The Kings Theatre in Melbourne was speedily finished and opened in 1908 with Man to Man .The first season featured a series of bush dramas written by Albert Edmunds ( Edmund Duggan and Bert Bailey). Edmund was Eugenie's brother and Bert was a long time member of Anderson's company. Their plays had realistic settings and in one case included shearing a sheep on stage.


In 1909 Anderson was featured in The Referee newspaper as one of the preeminent theatrical managers in the country. His picture stood side by side with JC Williamson, Harry Rickards and James Brennan, a situation which proved his importance to the Australian theatrical industry.


However by 1910, it was clear that Anderson had been too ambitious.
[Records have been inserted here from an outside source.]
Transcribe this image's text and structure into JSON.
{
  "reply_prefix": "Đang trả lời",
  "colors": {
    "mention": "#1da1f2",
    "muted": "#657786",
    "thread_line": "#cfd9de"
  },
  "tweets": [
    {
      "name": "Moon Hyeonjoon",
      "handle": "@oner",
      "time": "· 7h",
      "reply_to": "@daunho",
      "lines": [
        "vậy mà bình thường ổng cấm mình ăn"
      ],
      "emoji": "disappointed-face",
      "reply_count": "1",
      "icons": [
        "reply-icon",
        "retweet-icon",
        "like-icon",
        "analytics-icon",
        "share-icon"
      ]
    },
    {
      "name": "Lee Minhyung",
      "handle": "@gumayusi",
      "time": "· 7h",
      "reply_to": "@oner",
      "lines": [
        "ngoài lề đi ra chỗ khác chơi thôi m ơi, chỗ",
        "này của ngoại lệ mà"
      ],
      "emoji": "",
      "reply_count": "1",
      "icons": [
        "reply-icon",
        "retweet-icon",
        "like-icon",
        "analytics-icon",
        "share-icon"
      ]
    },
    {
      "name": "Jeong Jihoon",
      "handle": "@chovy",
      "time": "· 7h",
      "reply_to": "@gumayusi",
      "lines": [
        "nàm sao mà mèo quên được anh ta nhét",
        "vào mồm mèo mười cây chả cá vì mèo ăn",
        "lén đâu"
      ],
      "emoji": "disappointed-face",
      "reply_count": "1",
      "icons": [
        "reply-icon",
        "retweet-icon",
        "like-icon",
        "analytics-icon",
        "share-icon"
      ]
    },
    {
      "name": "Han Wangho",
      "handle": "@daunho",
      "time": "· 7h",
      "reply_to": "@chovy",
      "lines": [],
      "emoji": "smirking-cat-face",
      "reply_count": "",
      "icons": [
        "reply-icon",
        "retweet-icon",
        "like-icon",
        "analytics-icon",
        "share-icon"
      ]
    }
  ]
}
The Sydney manager of Wonderland City was being hounded by creditors and desperately asking his boss for funds. Anderson, ensconced at the Kings Theatre studiously avoided the pleas and his secretary was responding to letters with


' So far I cannot get the boss to fix up these outstanding accounts of Sydney. The boss is only here a few minutes every day.’


He was probably spending a great deal of time at the famous Melbourne races.


By 1911 a combination of bad debts and local opposition to the park forced Wonderland City to close. For months afterwards, Jack Ricketts, the manager, dodged and weaved his way through bills and demands with little help from his boss who had many other problems on his mind. 


Anderson was in severe financial difficulty and never recovered his former glory. In 1912 he sub leased the Kings Theatre to Duggan and Bailey who had a magnificent success with their version of Steele Rudd's On Our Selection. This was another wholly Australian production which would never have been produced without Anderson's financial and logistical support. The play became a staple of Australian theatre for decades.


Anderson continued in theatrical production; however he never reproduced his former successes. He settled for a time in Adelaide, and often staged an annual pantomime. However it was clear by World War 1 that the public had outgrown his traditional melodramatic fare.


In the 1920s he and Eugenie moved to Melbourne, and the couple separated later in the decade. She died in 1936 and William died shortly afterwards in 1940.


William Anderson was a proud and extravagant Australian entrepreneur who embodied the reckless abandon and creativity of his time. He was a man who thought that Australian product was as good as or better than foreign productions and backed his theory with practical support of Australian actors, writers and artisans. In many ways he was the forefather of the native theatrical movement.